Supplied entries Start Marker
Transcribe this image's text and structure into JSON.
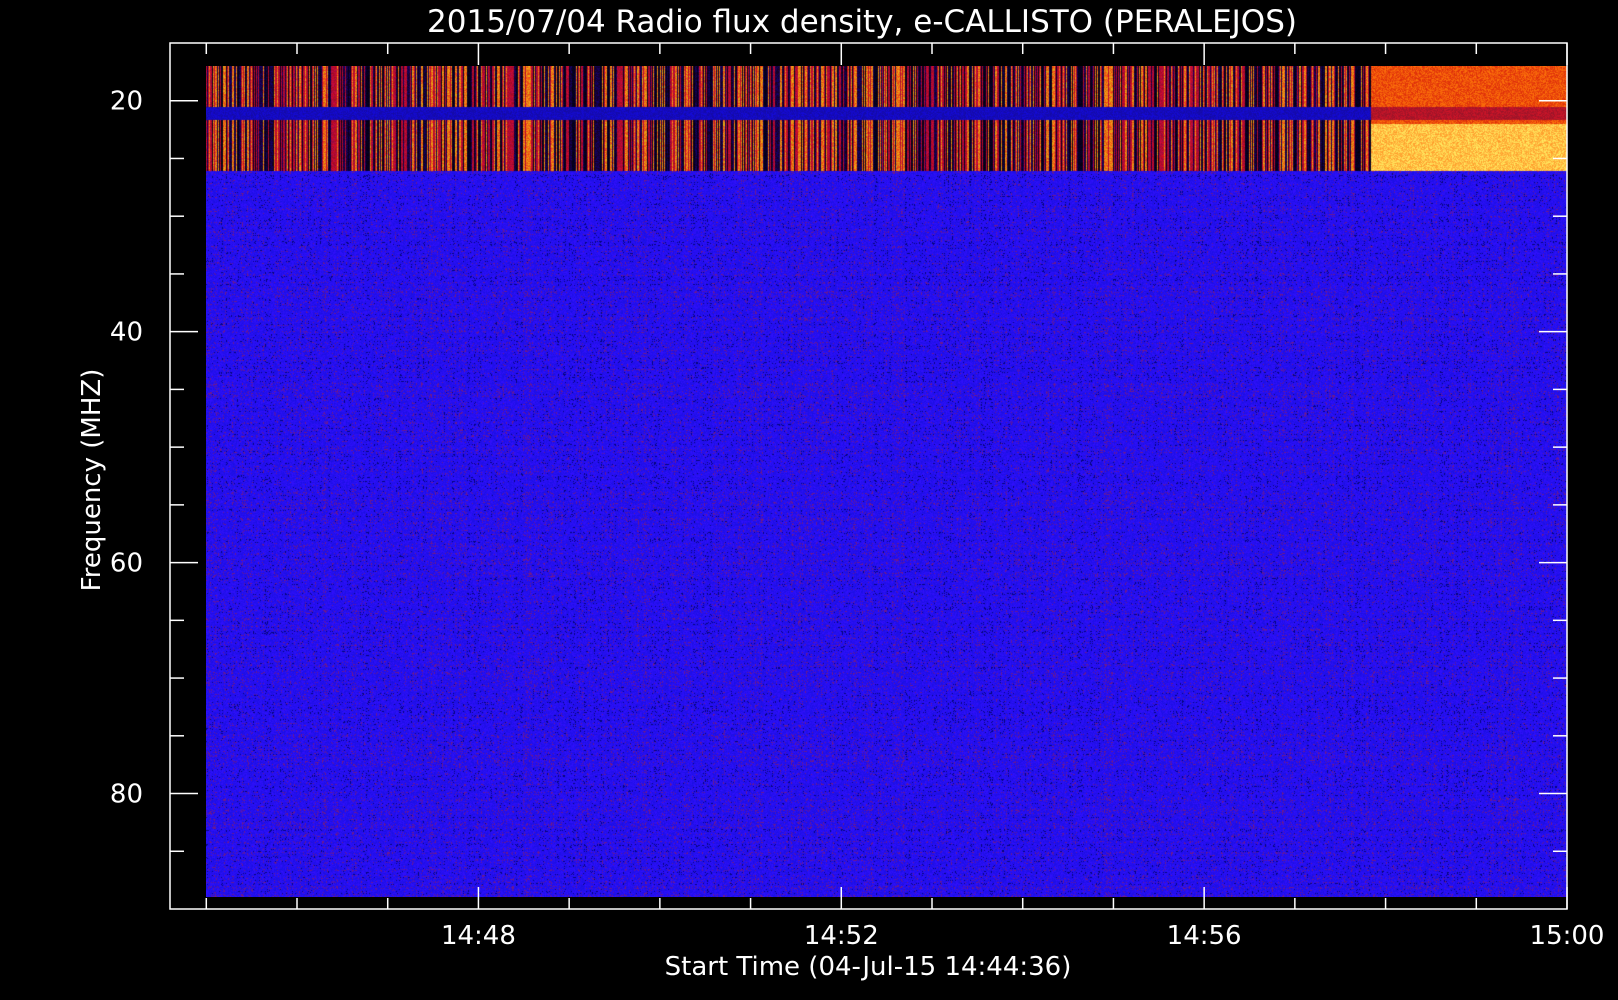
{
  "chart_data": {
    "type": "heatmap",
    "title": "2015/07/04  Radio flux density, e-CALLISTO (PERALEJOS)",
    "xlabel": "Start Time (04-Jul-15 14:44:36)",
    "ylabel": "Frequency (MHZ)",
    "xlim": [
      "14:44:36",
      "15:00:00"
    ],
    "ylim": [
      90,
      15
    ],
    "data_extent": {
      "time_start": "14:45:00",
      "time_end": "15:00:00",
      "freq_top": 17,
      "freq_bottom": 89
    },
    "x_ticks_major": [
      "14:48",
      "14:52",
      "14:56",
      "15:00"
    ],
    "x_ticks_minor": [
      "14:45",
      "14:46",
      "14:47",
      "14:49",
      "14:50",
      "14:51",
      "14:53",
      "14:54",
      "14:55",
      "14:57",
      "14:58",
      "14:59"
    ],
    "y_ticks_major": [
      20,
      40,
      60,
      80
    ],
    "y_ticks_minor": [
      25,
      30,
      35,
      45,
      50,
      55,
      65,
      70,
      75,
      85
    ],
    "colormap": [
      "#000000",
      "#0000ff",
      "#7a2070",
      "#c01010",
      "#ff4000",
      "#ffa040",
      "#ffe080"
    ],
    "background_color": "#1a14f0",
    "features": [
      {
        "kind": "interference_band",
        "freq_range": [
          17,
          26
        ],
        "time_range": [
          "14:45:00",
          "14:57:50"
        ],
        "intensity": "high, striped"
      },
      {
        "kind": "burst",
        "freq_range": [
          17,
          26
        ],
        "time_range": [
          "14:57:50",
          "15:00:00"
        ],
        "intensity": "very high"
      }
    ]
  }
}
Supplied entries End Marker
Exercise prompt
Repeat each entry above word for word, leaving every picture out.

Answer space
Transcribe this image's text and structure into JSON.
{
  "chart_data": {
    "type": "heatmap",
    "title": "2015/07/04  Radio flux density, e-CALLISTO (PERALEJOS)",
    "xlabel": "Start Time (04-Jul-15 14:44:36)",
    "ylabel": "Frequency (MHZ)",
    "xlim": [
      "14:44:36",
      "15:00:00"
    ],
    "ylim": [
      90,
      15
    ],
    "data_extent": {
      "time_start": "14:45:00",
      "time_end": "15:00:00",
      "freq_top": 17,
      "freq_bottom": 89
    },
    "x_ticks_major": [
      "14:48",
      "14:52",
      "14:56",
      "15:00"
    ],
    "x_ticks_minor": [
      "14:45",
      "14:46",
      "14:47",
      "14:49",
      "14:50",
      "14:51",
      "14:53",
      "14:54",
      "14:55",
      "14:57",
      "14:58",
      "14:59"
    ],
    "y_ticks_major": [
      20,
      40,
      60,
      80
    ],
    "y_ticks_minor": [
      25,
      30,
      35,
      45,
      50,
      55,
      65,
      70,
      75,
      85
    ],
    "colormap": [
      "#000000",
      "#0000ff",
      "#7a2070",
      "#c01010",
      "#ff4000",
      "#ffa040",
      "#ffe080"
    ],
    "background_color": "#1a14f0",
    "features": [
      {
        "kind": "interference_band",
        "freq_range": [
          17,
          26
        ],
        "time_range": [
          "14:45:00",
          "14:57:50"
        ],
        "intensity": "high, striped"
      },
      {
        "kind": "burst",
        "freq_range": [
          17,
          26
        ],
        "time_range": [
          "14:57:50",
          "15:00:00"
        ],
        "intensity": "very high"
      }
    ]
  }
}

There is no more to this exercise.